Cities, as presented here, is definitely faster tempo than the way that they would end up covering it. Somewhere between the original T Heads tempo and their later slowed down groove. It is very listenable and perhaps the biggest pointer to the funk based grooving that would define this band. I also loved the nod to Deadheads in they lyric change.

Fluffhead is another song that is remarkably well formed in this early incarnation. Much of Trey's written part is already worked out and the zen of the song is right. The vocals on the other hand... well, I'll be kind seeing as that this is a family thing. But I'm certainly glad that Trey decided to take on this vocal himself.

All told, this one is a must [in my opinion]. It really helps in understanding the roots of my favorite band. Nice!
, attached to 1984-12-01

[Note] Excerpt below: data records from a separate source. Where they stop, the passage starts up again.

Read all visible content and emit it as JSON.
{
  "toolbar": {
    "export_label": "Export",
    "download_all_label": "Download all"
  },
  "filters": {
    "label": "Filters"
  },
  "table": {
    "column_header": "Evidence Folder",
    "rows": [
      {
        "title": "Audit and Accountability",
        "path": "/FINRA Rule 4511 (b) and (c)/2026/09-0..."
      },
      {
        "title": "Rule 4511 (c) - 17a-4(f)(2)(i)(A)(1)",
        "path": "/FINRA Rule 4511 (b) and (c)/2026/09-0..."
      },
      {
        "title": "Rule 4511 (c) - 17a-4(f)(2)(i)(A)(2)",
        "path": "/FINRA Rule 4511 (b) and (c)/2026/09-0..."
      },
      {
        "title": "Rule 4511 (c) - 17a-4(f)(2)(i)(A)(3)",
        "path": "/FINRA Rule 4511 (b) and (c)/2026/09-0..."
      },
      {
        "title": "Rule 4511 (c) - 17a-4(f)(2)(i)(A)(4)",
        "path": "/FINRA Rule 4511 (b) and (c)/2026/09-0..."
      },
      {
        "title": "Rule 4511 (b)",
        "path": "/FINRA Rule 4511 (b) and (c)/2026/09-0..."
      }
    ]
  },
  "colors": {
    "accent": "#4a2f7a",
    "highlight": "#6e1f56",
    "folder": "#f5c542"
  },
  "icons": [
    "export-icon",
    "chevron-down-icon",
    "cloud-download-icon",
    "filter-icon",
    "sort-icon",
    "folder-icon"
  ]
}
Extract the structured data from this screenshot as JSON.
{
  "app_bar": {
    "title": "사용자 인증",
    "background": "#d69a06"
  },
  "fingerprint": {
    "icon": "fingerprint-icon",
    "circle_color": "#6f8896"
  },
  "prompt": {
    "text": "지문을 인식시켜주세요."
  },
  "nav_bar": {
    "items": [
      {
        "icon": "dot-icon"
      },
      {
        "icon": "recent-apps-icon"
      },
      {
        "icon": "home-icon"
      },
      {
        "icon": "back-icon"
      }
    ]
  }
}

Review by Culture_Czar

Culture_Czar This is so much better than the earlier 84 and 83 tapes in existence both from a performance perspective as well as a sound quality perspective. That said, it's still not great and Phish tapes at this juncture are little more than historical curiosities. The fact that any of these shows rate higher than a one or a two is pretty mindboggling. Y'all are a lot kinder than me. I think super diehard Phish fans should give these a spin so they can hear the band's genesis, because they've come an astoundingly long way. This one isn't all bad though. The first half of what exists on tape is pretty entertaining and of solid bar band quality (Scarlet Begonias through Slave.) Spanish Flea is a fun curiosity as it's a peppy Herb Alpert cover than everyone kind of loves even though it has all the substance and sustenance of cotton candy. Once it gets to "Don't Want You No More" though, the set kind of nose dives in my opinion. A ten minute drums? (zzzzzzzzzzzzzzzzzzzzz) and the Skippy & Fluffhead with the Dude aren't terribly inspiring. The Eyes of the World has its moments and it's fun hearing Phish play it, but you aren't missing out if you never listen to this show.
Add a Review
Setlist Filter
By year:

By month:

By day:

By weekday:

By artist:

Filter Reset Filters
Support & Mbird
Fun with Setlists
Check our Phish setlists and sideshow setlists! is a non-commercial project run by Phish fans and for Phish fans under the auspices of the all-volunteer, non-profit Mockingbird Foundation.

This project serves to compile, preserve, and protect encyclopedic information about Phish and their music.

Credits | Terms Of Use | Legal | DMCA

© 1990-2024  The Mockingbird Foundation, Inc. | Hosted by Linode